Summary: Neuroendocrine tumours (NETs) are rare tumours of the neuroendocrine system, the system in the body that produces hormones. They can be cancerous or non-cancerous. The tumour usually grows in the bowels or appendix, but it can also be found in the stomach, pancreas, lung, breast, kidney, ovaries or testicles. It tends to grow very slowly. Neuroendocrine tumours are sometimes referred to as carcinoid tumours, particularly when they affect the small bowel, large bowel or appendix. Carcinoid syndrome is the collection of symptoms some people get when a neuroendocrine tumour, usually one that has spread to the liver, releases hormones such as serotonin into the bloodstream. About 2,900 people are diagnosed with a neuroendocrine tumour each year in the UK, but not everyone with a tumour will have carcinoid syndrome. Cancer Research UK has more information about different types of neuroendocrine tumours.
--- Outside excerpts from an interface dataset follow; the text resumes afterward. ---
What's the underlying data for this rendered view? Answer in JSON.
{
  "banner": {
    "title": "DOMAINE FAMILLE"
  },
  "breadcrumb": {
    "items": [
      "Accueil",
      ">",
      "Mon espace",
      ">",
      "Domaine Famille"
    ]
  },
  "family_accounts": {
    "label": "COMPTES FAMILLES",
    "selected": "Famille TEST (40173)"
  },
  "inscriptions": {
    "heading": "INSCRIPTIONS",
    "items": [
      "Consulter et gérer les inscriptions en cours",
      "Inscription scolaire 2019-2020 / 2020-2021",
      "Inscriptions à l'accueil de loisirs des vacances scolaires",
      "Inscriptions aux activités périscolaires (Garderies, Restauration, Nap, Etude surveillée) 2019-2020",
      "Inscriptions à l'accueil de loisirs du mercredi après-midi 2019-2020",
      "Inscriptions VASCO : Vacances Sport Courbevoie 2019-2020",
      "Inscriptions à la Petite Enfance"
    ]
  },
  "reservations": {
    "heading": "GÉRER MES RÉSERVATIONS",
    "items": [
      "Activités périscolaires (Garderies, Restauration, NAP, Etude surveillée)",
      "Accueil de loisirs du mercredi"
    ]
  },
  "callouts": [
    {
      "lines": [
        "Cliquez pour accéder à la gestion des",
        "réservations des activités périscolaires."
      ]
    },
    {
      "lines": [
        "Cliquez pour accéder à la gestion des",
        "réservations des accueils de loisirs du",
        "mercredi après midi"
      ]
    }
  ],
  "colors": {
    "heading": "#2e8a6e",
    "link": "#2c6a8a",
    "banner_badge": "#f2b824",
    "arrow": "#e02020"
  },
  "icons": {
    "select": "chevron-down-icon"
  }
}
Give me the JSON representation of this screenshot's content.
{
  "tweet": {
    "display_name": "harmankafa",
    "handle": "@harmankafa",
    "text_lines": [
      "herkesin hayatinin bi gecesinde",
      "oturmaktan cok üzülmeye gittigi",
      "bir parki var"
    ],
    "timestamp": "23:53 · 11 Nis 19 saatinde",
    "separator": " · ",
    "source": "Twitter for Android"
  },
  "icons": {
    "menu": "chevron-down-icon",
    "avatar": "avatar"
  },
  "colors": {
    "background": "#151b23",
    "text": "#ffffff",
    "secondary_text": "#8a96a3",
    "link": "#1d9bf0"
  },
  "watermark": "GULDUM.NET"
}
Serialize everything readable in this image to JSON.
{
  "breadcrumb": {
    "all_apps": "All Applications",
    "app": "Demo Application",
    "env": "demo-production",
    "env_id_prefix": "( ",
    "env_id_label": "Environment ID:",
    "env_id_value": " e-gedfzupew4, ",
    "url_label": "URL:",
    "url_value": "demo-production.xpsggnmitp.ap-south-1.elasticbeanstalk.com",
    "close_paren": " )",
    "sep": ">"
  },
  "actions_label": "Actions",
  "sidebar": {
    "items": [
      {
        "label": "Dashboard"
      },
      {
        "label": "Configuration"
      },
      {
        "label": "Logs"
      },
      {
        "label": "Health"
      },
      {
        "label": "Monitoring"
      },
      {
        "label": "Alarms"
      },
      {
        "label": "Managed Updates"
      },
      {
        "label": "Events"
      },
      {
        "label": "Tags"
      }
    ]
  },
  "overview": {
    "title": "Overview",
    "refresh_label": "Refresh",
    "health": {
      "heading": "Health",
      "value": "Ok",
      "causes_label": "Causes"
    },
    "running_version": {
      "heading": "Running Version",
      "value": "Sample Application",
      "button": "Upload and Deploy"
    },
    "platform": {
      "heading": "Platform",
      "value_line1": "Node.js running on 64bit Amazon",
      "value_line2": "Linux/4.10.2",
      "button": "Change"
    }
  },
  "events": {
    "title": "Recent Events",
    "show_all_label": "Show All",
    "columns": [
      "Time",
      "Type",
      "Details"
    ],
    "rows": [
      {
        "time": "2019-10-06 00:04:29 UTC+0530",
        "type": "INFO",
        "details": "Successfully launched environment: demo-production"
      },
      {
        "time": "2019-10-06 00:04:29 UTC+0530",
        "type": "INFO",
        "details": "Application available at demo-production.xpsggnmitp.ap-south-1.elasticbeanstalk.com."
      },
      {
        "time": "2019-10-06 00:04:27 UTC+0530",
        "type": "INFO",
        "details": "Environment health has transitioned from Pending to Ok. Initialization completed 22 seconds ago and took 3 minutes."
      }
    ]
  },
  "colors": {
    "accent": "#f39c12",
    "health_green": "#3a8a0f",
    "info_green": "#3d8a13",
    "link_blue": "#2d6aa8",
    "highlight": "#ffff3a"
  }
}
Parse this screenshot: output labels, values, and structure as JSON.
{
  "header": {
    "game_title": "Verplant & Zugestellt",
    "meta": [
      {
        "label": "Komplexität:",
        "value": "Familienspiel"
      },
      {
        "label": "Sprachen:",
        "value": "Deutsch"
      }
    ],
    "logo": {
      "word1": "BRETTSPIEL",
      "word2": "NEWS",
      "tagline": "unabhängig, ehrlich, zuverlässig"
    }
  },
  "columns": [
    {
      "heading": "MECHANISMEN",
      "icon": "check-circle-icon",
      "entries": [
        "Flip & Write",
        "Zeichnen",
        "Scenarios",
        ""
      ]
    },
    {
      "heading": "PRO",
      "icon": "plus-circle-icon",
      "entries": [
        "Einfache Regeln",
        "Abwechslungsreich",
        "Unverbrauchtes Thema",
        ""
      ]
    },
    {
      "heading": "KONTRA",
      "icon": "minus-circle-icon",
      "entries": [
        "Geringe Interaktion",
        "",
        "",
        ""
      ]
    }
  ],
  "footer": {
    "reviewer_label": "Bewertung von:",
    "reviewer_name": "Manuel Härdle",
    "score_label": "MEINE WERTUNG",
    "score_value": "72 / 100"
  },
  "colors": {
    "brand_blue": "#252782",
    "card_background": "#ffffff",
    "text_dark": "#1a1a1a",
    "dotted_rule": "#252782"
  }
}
Language: English
Format: Online Resource
Download / Order: View online
Publisher: the NHS website

Last updated: 20/11/2018